Entries from a dataset of interfaces
..........

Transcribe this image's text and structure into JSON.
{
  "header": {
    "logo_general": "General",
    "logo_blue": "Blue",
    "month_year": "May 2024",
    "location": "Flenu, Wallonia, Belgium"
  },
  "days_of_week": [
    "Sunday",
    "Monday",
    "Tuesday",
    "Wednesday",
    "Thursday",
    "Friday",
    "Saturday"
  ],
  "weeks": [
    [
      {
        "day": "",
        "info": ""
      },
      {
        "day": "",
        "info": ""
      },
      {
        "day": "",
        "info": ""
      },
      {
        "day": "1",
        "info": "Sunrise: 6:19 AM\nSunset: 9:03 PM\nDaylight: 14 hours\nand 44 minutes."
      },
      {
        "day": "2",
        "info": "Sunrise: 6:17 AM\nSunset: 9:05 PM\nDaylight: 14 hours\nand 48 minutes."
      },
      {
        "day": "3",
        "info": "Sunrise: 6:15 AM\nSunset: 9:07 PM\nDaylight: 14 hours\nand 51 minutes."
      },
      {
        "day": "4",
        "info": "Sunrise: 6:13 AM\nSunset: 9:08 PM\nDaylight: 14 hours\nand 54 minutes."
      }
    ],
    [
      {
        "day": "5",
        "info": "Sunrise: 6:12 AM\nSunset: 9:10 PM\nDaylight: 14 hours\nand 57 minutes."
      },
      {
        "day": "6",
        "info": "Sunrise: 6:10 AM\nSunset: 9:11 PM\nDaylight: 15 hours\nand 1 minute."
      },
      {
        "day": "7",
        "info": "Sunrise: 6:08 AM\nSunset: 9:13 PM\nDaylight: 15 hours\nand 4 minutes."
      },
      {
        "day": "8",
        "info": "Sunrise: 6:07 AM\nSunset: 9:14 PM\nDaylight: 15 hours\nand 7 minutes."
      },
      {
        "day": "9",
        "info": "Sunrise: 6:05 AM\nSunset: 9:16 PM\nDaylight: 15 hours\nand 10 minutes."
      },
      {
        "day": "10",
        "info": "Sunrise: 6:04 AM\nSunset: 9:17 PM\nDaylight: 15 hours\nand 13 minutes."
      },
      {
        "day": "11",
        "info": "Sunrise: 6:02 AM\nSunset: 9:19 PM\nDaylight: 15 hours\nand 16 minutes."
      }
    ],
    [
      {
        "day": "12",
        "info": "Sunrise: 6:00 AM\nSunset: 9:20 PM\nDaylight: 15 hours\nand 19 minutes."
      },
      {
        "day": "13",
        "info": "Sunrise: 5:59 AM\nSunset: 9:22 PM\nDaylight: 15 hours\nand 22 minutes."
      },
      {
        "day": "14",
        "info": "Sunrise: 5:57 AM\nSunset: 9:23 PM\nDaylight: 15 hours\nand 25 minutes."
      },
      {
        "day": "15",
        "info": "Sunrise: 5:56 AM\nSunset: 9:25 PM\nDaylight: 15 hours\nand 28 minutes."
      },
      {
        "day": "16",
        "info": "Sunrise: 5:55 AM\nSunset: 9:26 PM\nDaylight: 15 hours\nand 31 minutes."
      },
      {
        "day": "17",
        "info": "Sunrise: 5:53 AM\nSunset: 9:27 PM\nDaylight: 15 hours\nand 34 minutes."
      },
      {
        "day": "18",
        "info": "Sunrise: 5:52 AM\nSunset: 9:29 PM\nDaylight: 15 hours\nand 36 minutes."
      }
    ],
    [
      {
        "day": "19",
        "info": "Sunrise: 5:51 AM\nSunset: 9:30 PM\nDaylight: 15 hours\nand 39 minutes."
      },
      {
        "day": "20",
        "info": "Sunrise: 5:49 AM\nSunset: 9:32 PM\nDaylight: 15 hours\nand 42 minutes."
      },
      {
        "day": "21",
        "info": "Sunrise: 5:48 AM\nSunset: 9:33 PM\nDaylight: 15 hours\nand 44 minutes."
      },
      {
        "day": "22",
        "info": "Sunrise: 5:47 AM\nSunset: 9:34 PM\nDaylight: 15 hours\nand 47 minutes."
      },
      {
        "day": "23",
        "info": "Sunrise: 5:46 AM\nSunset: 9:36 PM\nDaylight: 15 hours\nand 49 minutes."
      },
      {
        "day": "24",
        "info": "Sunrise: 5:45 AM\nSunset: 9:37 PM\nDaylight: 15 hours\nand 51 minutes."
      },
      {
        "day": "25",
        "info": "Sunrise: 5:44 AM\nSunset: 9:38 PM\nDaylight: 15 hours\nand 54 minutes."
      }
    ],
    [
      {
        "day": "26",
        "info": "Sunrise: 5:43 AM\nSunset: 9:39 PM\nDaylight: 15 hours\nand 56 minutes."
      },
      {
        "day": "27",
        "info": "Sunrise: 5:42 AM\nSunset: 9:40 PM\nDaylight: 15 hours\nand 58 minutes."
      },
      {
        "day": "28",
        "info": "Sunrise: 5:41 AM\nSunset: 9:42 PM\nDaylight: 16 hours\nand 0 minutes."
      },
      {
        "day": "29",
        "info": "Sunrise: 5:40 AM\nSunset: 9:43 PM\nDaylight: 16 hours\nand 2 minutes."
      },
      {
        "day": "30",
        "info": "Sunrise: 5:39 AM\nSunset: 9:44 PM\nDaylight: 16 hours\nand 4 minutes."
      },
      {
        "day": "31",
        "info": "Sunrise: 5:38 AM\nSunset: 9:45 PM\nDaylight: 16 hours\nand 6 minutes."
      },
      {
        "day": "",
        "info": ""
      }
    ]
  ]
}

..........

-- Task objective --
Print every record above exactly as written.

-- Solution for this task --
Transcribe this image's text and structure into JSON.
{
  "header": {
    "logo_general": "General",
    "logo_blue": "Blue",
    "month_year": "May 2024",
    "location": "Flenu, Wallonia, Belgium"
  },
  "days_of_week": [
    "Sunday",
    "Monday",
    "Tuesday",
    "Wednesday",
    "Thursday",
    "Friday",
    "Saturday"
  ],
  "weeks": [
    [
      {
        "day": "",
        "info": ""
      },
      {
        "day": "",
        "info": ""
      },
      {
        "day": "",
        "info": ""
      },
      {
        "day": "1",
        "info": "Sunrise: 6:19 AM\nSunset: 9:03 PM\nDaylight: 14 hours\nand 44 minutes."
      },
      {
        "day": "2",
        "info": "Sunrise: 6:17 AM\nSunset: 9:05 PM\nDaylight: 14 hours\nand 48 minutes."
      },
      {
        "day": "3",
        "info": "Sunrise: 6:15 AM\nSunset: 9:07 PM\nDaylight: 14 hours\nand 51 minutes."
      },
      {
        "day": "4",
        "info": "Sunrise: 6:13 AM\nSunset: 9:08 PM\nDaylight: 14 hours\nand 54 minutes."
      }
    ],
    [
      {
        "day": "5",
        "info": "Sunrise: 6:12 AM\nSunset: 9:10 PM\nDaylight: 14 hours\nand 57 minutes."
      },
      {
        "day": "6",
        "info": "Sunrise: 6:10 AM\nSunset: 9:11 PM\nDaylight: 15 hours\nand 1 minute."
      },
      {
        "day": "7",
        "info": "Sunrise: 6:08 AM\nSunset: 9:13 PM\nDaylight: 15 hours\nand 4 minutes."
      },
      {
        "day": "8",
        "info": "Sunrise: 6:07 AM\nSunset: 9:14 PM\nDaylight: 15 hours\nand 7 minutes."
      },
      {
        "day": "9",
        "info": "Sunrise: 6:05 AM\nSunset: 9:16 PM\nDaylight: 15 hours\nand 10 minutes."
      },
      {
        "day": "10",
        "info": "Sunrise: 6:04 AM\nSunset: 9:17 PM\nDaylight: 15 hours\nand 13 minutes."
      },
      {
        "day": "11",
        "info": "Sunrise: 6:02 AM\nSunset: 9:19 PM\nDaylight: 15 hours\nand 16 minutes."
      }
    ],
    [
      {
        "day": "12",
        "info": "Sunrise: 6:00 AM\nSunset: 9:20 PM\nDaylight: 15 hours\nand 19 minutes."
      },
      {
        "day": "13",
        "info": "Sunrise: 5:59 AM\nSunset: 9:22 PM\nDaylight: 15 hours\nand 22 minutes."
      },
      {
        "day": "14",
        "info": "Sunrise: 5:57 AM\nSunset: 9:23 PM\nDaylight: 15 hours\nand 25 minutes."
      },
      {
        "day": "15",
        "info": "Sunrise: 5:56 AM\nSunset: 9:25 PM\nDaylight: 15 hours\nand 28 minutes."
      },
      {
        "day": "16",
        "info": "Sunrise: 5:55 AM\nSunset: 9:26 PM\nDaylight: 15 hours\nand 31 minutes."
      },
      {
        "day": "17",
        "info": "Sunrise: 5:53 AM\nSunset: 9:27 PM\nDaylight: 15 hours\nand 34 minutes."
      },
      {
        "day": "18",
        "info": "Sunrise: 5:52 AM\nSunset: 9:29 PM\nDaylight: 15 hours\nand 36 minutes."
      }
    ],
    [
      {
        "day": "19",
        "info": "Sunrise: 5:51 AM\nSunset: 9:30 PM\nDaylight: 15 hours\nand 39 minutes."
      },
      {
        "day": "20",
        "info": "Sunrise: 5:49 AM\nSunset: 9:32 PM\nDaylight: 15 hours\nand 42 minutes."
      },
      {
        "day": "21",
        "info": "Sunrise: 5:48 AM\nSunset: 9:33 PM\nDaylight: 15 hours\nand 44 minutes."
      },
      {
        "day": "22",
        "info": "Sunrise: 5:47 AM\nSunset: 9:34 PM\nDaylight: 15 hours\nand 47 minutes."
      },
      {
        "day": "23",
        "info": "Sunrise: 5:46 AM\nSunset: 9:36 PM\nDaylight: 15 hours\nand 49 minutes."
      },
      {
        "day": "24",
        "info": "Sunrise: 5:45 AM\nSunset: 9:37 PM\nDaylight: 15 hours\nand 51 minutes."
      },
      {
        "day": "25",
        "info": "Sunrise: 5:44 AM\nSunset: 9:38 PM\nDaylight: 15 hours\nand 54 minutes."
      }
    ],
    [
      {
        "day": "26",
        "info": "Sunrise: 5:43 AM\nSunset: 9:39 PM\nDaylight: 15 hours\nand 56 minutes."
      },
      {
        "day": "27",
        "info": "Sunrise: 5:42 AM\nSunset: 9:40 PM\nDaylight: 15 hours\nand 58 minutes."
      },
      {
        "day": "28",
        "info": "Sunrise: 5:41 AM\nSunset: 9:42 PM\nDaylight: 16 hours\nand 0 minutes."
      },
      {
        "day": "29",
        "info": "Sunrise: 5:40 AM\nSunset: 9:43 PM\nDaylight: 16 hours\nand 2 minutes."
      },
      {
        "day": "30",
        "info": "Sunrise: 5:39 AM\nSunset: 9:44 PM\nDaylight: 16 hours\nand 4 minutes."
      },
      {
        "day": "31",
        "info": "Sunrise: 5:38 AM\nSunset: 9:45 PM\nDaylight: 16 hours\nand 6 minutes."
      },
      {
        "day": "",
        "info": ""
      }
    ]
  ]
}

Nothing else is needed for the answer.